## What to do
Among the lines of the data, copy those that hold "prepare".
--- Material provided Enclosed Below ---
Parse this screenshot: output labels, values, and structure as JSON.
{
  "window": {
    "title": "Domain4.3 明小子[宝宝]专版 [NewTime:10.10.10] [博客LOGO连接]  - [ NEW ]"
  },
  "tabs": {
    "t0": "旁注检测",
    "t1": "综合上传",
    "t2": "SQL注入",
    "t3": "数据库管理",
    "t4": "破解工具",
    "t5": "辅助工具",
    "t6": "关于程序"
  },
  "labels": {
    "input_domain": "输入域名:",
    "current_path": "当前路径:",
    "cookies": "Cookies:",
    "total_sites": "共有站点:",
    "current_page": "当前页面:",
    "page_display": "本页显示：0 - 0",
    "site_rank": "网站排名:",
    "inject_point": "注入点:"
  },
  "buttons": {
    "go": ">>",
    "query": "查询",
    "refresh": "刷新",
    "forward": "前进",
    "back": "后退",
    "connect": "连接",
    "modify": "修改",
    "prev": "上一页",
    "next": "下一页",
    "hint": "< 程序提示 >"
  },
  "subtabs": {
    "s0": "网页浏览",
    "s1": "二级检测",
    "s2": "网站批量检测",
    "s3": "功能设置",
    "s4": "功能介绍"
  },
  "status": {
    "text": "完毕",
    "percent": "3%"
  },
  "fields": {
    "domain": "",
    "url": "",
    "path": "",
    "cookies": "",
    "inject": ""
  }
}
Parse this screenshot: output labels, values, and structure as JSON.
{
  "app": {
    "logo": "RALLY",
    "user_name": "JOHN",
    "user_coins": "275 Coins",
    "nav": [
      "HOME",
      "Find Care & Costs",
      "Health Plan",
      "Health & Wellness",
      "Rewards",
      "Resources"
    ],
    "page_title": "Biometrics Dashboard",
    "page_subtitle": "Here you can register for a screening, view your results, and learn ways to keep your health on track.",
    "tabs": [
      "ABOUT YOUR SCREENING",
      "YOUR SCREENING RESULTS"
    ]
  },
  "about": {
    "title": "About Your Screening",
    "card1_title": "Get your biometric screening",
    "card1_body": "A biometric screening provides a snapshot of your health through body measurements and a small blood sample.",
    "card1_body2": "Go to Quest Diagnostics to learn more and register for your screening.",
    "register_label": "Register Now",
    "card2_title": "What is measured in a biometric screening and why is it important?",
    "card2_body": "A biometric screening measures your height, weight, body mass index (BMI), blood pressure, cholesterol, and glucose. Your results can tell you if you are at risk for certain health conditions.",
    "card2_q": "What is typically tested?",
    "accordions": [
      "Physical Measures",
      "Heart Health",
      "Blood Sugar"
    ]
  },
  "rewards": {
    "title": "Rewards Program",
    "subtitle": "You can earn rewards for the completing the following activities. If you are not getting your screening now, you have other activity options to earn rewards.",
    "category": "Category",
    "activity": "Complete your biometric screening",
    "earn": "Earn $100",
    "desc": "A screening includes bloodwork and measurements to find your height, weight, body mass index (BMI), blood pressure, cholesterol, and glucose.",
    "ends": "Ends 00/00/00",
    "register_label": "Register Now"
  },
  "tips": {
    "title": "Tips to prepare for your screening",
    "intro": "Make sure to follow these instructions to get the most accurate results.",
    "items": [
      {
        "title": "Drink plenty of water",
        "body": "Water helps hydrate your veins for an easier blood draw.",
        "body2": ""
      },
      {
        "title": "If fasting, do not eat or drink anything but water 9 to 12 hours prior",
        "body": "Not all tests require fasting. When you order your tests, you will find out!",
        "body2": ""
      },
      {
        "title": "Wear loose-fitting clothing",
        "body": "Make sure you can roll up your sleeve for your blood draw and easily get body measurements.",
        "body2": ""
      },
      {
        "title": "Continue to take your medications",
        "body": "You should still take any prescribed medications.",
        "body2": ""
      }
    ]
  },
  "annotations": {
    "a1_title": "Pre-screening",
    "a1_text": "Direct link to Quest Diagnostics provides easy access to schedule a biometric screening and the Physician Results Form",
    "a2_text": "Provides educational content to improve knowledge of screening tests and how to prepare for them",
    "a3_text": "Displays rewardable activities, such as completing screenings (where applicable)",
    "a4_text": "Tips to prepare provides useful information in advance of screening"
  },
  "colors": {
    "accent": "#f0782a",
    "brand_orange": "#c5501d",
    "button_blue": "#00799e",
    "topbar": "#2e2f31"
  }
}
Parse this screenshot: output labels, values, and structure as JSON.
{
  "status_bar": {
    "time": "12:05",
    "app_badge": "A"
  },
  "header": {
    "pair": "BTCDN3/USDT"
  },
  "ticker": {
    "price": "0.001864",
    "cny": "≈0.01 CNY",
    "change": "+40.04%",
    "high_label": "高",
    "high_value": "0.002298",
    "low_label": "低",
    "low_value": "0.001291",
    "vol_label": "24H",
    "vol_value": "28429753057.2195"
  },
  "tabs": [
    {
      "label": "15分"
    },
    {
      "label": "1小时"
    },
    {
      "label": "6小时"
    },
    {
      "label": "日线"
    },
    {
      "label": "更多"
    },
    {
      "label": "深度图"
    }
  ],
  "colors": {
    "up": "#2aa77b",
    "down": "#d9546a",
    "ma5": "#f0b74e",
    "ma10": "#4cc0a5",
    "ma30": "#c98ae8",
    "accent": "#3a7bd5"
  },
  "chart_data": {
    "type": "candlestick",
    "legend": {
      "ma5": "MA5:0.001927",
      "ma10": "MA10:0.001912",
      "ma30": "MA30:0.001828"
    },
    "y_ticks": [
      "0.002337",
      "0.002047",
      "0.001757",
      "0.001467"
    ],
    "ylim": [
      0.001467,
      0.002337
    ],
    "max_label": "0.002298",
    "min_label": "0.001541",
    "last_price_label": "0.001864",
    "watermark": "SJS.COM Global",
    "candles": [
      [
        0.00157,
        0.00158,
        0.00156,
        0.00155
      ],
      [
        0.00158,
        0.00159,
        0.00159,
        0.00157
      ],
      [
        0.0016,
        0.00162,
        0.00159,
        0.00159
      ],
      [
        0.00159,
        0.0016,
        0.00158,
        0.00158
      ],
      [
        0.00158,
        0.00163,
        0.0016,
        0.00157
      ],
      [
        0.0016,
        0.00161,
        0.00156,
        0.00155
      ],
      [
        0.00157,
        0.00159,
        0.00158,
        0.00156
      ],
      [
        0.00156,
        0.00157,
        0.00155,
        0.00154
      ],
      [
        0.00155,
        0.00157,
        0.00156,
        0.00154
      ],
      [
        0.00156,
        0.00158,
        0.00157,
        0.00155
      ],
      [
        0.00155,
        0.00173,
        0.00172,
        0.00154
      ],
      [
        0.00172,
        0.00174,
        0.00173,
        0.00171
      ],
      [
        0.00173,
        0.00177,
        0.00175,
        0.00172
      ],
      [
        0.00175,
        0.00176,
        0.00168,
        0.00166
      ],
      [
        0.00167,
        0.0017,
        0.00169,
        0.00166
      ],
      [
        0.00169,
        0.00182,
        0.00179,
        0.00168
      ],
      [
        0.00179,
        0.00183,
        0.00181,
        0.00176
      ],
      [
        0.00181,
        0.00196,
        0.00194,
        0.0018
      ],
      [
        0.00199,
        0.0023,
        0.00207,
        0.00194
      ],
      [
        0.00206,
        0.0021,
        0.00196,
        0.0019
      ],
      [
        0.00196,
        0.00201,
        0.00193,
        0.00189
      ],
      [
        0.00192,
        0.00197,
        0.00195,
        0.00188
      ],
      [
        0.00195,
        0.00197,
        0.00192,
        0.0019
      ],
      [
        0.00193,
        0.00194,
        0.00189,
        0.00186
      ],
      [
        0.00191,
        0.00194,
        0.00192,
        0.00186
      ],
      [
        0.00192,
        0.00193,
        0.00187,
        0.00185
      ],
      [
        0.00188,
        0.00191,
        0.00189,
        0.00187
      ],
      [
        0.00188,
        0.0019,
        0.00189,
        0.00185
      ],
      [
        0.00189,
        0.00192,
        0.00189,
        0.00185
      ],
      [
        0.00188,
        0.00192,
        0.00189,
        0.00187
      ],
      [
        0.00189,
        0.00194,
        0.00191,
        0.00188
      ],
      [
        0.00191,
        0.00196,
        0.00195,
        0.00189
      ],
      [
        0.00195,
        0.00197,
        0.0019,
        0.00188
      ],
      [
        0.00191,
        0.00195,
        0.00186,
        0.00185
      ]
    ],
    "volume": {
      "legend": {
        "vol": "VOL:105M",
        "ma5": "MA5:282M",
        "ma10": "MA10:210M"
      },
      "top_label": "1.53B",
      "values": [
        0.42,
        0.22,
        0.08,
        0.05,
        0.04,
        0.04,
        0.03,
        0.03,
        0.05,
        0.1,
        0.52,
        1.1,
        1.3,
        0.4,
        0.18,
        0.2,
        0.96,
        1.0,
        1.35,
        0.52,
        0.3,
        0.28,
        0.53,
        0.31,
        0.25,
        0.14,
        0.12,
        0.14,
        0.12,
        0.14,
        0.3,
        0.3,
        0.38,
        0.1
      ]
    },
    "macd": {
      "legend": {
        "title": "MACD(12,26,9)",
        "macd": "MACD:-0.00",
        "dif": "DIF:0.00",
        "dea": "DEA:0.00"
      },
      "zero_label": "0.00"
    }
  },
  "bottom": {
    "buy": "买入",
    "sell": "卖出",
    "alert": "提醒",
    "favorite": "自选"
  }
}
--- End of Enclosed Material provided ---
## Written response
    "title": "Tips to prepare for your screening",
    "a2_text": "Provides educational content to improve knowledge of screening tests and how to prepare for them",
    "a4_text": "Tips to prepare provides useful information in advance of screening"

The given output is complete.